## Problem statement
Filter the listing below down to the lines with the word "exited" and copy those.

------

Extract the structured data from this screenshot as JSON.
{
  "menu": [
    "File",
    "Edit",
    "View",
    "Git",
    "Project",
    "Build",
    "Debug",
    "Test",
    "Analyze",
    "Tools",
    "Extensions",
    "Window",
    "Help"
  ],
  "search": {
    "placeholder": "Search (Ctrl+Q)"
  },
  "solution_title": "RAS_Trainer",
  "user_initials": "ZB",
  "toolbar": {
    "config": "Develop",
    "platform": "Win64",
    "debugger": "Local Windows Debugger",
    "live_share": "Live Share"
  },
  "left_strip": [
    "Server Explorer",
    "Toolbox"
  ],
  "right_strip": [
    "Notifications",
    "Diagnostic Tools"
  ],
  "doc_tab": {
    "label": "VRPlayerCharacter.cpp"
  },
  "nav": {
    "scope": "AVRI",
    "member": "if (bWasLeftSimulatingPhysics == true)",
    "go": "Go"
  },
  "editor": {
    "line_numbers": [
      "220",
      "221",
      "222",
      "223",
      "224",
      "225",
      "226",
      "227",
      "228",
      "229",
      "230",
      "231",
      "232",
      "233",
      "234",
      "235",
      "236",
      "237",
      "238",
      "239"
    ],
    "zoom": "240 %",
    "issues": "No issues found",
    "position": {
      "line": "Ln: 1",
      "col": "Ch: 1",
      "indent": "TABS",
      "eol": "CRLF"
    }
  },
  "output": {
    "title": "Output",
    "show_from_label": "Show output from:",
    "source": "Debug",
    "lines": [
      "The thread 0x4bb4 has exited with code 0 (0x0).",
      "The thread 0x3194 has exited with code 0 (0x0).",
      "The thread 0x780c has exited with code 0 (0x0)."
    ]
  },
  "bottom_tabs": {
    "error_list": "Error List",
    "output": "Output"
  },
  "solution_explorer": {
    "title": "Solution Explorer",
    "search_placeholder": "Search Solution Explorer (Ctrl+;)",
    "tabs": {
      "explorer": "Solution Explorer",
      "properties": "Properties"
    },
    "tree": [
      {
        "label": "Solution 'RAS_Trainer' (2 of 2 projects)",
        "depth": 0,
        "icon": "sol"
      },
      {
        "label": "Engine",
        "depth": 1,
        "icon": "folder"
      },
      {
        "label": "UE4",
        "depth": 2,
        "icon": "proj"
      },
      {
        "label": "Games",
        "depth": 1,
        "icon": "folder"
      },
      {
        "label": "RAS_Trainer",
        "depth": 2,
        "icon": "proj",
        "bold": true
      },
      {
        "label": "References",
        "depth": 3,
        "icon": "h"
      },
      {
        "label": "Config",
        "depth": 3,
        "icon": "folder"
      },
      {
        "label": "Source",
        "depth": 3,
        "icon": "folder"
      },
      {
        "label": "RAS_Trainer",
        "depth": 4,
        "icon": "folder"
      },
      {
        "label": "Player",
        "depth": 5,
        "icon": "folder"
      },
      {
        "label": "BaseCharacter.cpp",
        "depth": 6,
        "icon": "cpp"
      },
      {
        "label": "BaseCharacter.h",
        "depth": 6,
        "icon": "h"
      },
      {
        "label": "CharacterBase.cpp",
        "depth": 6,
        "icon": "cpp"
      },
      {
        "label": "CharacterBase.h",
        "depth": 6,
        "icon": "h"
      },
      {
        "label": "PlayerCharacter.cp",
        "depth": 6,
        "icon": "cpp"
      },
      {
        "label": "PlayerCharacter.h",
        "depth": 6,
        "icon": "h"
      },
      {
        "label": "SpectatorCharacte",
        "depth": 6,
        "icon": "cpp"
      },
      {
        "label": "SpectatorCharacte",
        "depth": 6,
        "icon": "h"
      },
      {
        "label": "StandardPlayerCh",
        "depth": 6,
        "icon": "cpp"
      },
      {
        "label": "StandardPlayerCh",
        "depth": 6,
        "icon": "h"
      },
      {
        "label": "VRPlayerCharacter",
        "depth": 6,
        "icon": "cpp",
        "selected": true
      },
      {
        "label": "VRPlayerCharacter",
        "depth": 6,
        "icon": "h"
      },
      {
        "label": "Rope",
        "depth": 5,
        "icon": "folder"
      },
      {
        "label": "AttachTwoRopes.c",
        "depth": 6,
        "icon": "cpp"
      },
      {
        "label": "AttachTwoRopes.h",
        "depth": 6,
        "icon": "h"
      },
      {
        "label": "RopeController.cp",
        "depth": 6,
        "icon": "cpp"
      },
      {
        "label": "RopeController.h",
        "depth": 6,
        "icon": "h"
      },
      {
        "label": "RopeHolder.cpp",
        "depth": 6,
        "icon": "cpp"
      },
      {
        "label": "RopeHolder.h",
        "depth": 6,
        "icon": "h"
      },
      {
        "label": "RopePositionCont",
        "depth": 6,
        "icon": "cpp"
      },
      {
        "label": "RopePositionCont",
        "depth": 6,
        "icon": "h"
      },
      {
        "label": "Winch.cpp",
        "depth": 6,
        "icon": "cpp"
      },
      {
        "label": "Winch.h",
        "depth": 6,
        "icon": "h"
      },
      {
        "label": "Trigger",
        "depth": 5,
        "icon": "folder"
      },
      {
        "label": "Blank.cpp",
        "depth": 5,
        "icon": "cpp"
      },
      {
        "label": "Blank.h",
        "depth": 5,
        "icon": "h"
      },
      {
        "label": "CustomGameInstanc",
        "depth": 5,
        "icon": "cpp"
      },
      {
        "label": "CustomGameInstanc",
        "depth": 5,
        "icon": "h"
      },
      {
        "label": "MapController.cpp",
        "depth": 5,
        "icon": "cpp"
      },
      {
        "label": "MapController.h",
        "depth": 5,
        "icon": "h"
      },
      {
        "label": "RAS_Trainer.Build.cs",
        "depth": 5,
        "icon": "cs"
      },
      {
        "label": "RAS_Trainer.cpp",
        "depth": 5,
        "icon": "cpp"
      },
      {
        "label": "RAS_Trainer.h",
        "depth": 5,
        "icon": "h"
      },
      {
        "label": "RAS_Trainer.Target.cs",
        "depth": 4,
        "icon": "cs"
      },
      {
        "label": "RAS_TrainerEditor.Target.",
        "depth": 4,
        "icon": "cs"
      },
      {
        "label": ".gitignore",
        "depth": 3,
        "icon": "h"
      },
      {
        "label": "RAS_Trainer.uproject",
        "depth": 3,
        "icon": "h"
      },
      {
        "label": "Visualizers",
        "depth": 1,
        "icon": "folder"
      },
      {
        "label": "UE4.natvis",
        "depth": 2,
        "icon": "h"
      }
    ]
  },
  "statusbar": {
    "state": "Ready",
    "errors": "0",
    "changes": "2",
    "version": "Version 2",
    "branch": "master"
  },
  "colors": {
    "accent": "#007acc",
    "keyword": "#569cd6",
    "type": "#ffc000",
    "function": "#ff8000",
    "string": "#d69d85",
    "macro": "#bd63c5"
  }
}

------

## Exercise answer
      "The thread 0x4bb4 has exited with code 0 (0x0).",
      "The thread 0x3194 has exited with code 0 (0x0).",
      "The thread 0x780c has exited with code 0 (0x0)."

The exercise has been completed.